Wind from a Distant PastIf you pause high in the lonely, windswept land that once composed the ancient Anasazi civilization from a period of possibly 1,500 years before the time of Jesus up until about 1700 A.D., you can almost hear the music of children laughing and playing, catch a whiff of cooking smoke coming from high among the cliff dwellings of Mesa Verde, Chaco, Keet Seel, and others, glimpse hunters returning from below across the arid and barren countryside of the Four Corners region where the modern states of Colorado, New Mexico, Arizona, and Utah join…

Then you realize it is only the wind teasing your imagination from the distant past. The Anasazi have been gone for centuries, disappeared mysteriously into an archaeological past that has been the destiny of humankind throughout our existence. The wind is a lonely sound playing through the ruins, and through the dead hopes and aspirations of peoples that once laughed, loved, fought, and lived here—and now are gone.

It is a scenario that has played itself out over and over throughout human history, a reminder in the age of the current world Coronavirus Pandemic that mankind and civilization are merely fleeting images for future peoples to ponder over.
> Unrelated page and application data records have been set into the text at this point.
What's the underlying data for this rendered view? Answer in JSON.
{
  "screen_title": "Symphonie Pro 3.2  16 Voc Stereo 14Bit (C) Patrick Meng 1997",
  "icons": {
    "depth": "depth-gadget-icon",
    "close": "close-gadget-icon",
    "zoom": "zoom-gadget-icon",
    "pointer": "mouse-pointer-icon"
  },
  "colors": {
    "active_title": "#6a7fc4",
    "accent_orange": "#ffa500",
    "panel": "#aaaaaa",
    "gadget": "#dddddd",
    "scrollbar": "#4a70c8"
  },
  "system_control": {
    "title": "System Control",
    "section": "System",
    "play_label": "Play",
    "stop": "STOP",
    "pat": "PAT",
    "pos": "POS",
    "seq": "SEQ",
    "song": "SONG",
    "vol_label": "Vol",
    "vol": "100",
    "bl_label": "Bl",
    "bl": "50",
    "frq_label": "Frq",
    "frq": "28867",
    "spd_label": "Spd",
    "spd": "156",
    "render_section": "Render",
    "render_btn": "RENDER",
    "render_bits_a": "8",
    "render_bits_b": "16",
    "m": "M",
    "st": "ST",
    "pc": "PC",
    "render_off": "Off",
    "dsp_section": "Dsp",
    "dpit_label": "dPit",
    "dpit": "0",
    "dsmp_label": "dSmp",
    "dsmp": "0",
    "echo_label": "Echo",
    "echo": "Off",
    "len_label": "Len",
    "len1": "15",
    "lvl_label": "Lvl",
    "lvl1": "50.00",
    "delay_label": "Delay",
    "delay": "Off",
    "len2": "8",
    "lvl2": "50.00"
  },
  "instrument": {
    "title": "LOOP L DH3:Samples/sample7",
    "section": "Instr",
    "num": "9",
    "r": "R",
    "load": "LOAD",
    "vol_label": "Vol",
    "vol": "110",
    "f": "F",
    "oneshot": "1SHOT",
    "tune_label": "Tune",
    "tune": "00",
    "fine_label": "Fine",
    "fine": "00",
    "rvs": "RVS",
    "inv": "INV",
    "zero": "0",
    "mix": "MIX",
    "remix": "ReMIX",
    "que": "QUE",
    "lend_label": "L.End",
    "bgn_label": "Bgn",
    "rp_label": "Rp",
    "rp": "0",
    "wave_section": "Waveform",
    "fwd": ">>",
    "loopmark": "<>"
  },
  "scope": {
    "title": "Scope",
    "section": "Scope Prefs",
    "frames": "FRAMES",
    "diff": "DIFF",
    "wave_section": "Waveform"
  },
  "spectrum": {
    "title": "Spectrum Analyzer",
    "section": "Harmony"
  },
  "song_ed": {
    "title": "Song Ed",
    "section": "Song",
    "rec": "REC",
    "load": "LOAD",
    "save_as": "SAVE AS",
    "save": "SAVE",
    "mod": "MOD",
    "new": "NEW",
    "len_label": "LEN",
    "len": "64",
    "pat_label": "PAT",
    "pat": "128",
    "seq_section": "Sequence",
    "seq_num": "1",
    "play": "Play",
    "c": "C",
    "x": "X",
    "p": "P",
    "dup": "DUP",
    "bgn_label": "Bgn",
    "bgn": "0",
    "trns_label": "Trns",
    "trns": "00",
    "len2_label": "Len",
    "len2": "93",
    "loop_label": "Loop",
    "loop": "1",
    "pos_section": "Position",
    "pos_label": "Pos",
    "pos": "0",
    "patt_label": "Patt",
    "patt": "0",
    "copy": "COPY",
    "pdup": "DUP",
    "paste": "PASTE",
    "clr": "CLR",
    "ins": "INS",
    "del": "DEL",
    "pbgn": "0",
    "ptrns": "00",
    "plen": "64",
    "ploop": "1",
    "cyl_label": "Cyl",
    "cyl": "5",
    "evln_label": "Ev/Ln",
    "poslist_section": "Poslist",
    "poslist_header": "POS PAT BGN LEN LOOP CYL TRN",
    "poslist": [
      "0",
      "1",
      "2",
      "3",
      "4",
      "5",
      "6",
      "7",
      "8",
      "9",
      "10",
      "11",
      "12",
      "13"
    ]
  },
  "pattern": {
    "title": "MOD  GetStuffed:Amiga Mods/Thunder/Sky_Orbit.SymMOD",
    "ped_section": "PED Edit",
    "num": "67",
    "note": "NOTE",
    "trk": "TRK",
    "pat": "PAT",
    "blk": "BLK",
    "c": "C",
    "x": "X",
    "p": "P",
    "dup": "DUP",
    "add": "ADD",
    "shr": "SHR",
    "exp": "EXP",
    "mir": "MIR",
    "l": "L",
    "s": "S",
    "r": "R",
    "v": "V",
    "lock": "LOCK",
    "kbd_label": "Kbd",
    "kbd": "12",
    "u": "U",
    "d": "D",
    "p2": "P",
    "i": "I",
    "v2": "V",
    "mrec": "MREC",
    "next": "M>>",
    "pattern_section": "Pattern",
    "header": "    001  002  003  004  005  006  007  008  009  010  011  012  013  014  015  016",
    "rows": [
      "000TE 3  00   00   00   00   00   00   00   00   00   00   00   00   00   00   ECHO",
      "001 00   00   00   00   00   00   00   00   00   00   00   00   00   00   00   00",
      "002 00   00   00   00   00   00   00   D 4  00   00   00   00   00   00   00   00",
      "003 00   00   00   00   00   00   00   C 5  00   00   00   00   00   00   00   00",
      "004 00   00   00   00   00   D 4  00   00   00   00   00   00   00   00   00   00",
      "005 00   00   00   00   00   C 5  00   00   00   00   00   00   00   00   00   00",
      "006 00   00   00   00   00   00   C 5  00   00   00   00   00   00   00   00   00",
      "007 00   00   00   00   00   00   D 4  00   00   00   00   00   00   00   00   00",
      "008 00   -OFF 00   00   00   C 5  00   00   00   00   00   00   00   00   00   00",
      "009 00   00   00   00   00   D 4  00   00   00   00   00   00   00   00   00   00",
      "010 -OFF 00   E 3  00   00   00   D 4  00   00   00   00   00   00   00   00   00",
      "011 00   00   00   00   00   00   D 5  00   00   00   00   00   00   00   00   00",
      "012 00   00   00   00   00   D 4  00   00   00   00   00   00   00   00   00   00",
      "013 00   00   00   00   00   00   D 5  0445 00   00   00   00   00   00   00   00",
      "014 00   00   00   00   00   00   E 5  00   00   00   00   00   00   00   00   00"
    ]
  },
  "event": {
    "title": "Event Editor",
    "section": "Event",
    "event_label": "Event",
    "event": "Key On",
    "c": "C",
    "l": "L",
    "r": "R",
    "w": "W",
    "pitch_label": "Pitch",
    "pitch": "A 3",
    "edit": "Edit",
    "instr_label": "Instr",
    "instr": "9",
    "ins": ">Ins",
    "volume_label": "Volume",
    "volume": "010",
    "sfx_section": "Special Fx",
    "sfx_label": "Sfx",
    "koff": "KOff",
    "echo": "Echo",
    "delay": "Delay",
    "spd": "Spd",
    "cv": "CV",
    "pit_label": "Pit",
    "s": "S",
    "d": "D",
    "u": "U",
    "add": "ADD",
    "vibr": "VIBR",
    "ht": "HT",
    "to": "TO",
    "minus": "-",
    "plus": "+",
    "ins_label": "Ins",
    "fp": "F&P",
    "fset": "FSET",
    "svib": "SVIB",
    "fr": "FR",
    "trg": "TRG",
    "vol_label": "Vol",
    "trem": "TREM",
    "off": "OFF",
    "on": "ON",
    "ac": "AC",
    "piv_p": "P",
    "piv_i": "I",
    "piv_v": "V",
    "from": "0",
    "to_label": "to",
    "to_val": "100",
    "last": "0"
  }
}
Sooner or later, others will be standing in the ruins of New York City, Beijing, or Moscow and listening in the wind for the sounds of children laughing—before realizing once again that it is only in their imagination and in the wind.

As a historian/archaeologist, I am most intrigued by the ancient cultures of the Anasazi, the Maya in Latin America, and the ancient Israelites that I have visited repeatedly in attempts to understand what happened to these peoples then, and what their fate portends for the modern world.

Perhaps the Bible says it best: Civilizations, like individuals, are only here for a short time.

I listen to the lonely wind mewling through the ancient ruins of Keet Seel. We are indeed here for only a short time and should strive to do our best for God, country, and people while we are here.

Charles W. Sasser is author of over 60 published books and thousands of magazine articles. In one of his latest books, Crushing the Collective, America’s Last Chance to Remain Free and Self-Governing, he explores the rise and fall of all civilizations. “My great misfortune is that I am now witnessing what can only be the cultural, political, and economic decline of the United States of America and the fall of Western Civilization.” Available at bookstore,, and from the publisher, WND.